Arterial cutdown reduces complications after brachial access for peripheral vascular intervention JOURNAL OF VASCULAR SURGERY Kret, M. R., Dalman, R. L., Kalish, J., Mell, M. 2016; 64 (1): 149-154


Factors influencing risk for brachial access site complications after peripheral vascular intervention are poorly understood. We queried the Society for Vascular Surgery Vascular Quality Initiative to identify unique demographic and technical risks for such complications.The Vascular Quality Initiative peripheral vascular intervention data files from years 2010 to 2014 were analyzed to compare puncture site complication rates and associations encountered with either brachial or femoral arterial access for peripheral vascular intervention. Procedures requiring multiple access sites were excluded. Complications were defined as wound hematoma or access vessel stenosis/occlusion. Univariate and hierarchical logistic regression was used to identify independent factors associated with site complications after brachial access.Of 44,634 eligible peripheral vascular intervention procedures, 732 (1.6%) were performed through brachial access. Brachial access was associated with an increased complication rate compared with femoral access (9.0% vs 3.3%; P < .001), including more hematomas (7.2% vs 3.0%; P < .001) and access site stenosis/occlusion (2.1% vs 0.4%; P < .001). On univariate analysis, factors associated with brachial access complications included age, female gender, and sheath size. Complications occurred less frequently after arterial cutdown (4.1%) compared with either ultrasound-guided (11.8%) or fluoroscopically guided percutaneous access (7.3%; P = .07 across all variables). Neither surgeons' overall peripheral vascular intervention experience nor prior experience with brachial access predicted likelihood of adverse events. By multivariate analysis, male gender (odds ratio [OR], 0.48; 95% confidence interval [CI], 0.28-0.84; P < .01) and arterial cutdown (OR, 0.25; 95% CI, 0.07-0.87; P = .04) were associated with significantly decreased risk for access complications. Larger sheath sizes (>5F) were associated with increased risk of complications (OR, 2.19; 95% CI, 1.07-4.49; P = .03).Brachial access for peripheral vascular intervention carries significantly increased risks for access site occlusion or hematoma formation. Arterial cutdown and smaller sheath diameters are associated with lower complication rates and thus should be considered when arm access is required.

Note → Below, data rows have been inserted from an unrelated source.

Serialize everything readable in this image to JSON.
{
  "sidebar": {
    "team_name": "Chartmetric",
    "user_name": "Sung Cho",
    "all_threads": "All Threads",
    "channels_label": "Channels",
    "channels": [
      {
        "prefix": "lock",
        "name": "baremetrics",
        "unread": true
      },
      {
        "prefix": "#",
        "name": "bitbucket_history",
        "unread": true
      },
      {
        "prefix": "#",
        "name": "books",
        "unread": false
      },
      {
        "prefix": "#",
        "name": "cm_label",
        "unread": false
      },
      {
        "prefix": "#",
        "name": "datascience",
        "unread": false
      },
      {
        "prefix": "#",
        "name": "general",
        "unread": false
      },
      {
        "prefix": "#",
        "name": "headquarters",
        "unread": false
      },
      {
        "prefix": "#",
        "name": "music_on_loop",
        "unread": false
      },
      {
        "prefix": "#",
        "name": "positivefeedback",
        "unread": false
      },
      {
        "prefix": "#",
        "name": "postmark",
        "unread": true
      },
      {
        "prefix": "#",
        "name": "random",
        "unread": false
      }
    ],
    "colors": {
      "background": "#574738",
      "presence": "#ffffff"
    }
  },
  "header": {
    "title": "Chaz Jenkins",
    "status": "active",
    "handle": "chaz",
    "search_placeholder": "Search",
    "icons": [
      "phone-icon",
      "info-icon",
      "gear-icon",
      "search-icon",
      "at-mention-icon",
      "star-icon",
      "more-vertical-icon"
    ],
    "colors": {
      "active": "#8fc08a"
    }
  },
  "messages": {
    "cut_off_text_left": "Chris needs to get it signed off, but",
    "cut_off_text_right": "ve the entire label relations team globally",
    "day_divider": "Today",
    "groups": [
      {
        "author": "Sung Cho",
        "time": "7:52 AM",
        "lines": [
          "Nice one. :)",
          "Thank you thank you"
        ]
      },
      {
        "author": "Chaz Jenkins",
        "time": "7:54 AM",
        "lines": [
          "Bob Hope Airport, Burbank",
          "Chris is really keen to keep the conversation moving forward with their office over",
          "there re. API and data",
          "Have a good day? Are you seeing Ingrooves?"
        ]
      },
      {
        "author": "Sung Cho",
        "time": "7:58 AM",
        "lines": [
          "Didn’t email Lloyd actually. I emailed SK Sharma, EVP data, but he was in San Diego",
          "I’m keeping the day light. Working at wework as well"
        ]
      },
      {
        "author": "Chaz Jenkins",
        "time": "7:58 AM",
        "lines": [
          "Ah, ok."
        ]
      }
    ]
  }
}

View details for DOI 10.1016/j.jvs.2016.02.019

View details for Web of Science ID 000378562900021

View details for PubMedID 27021376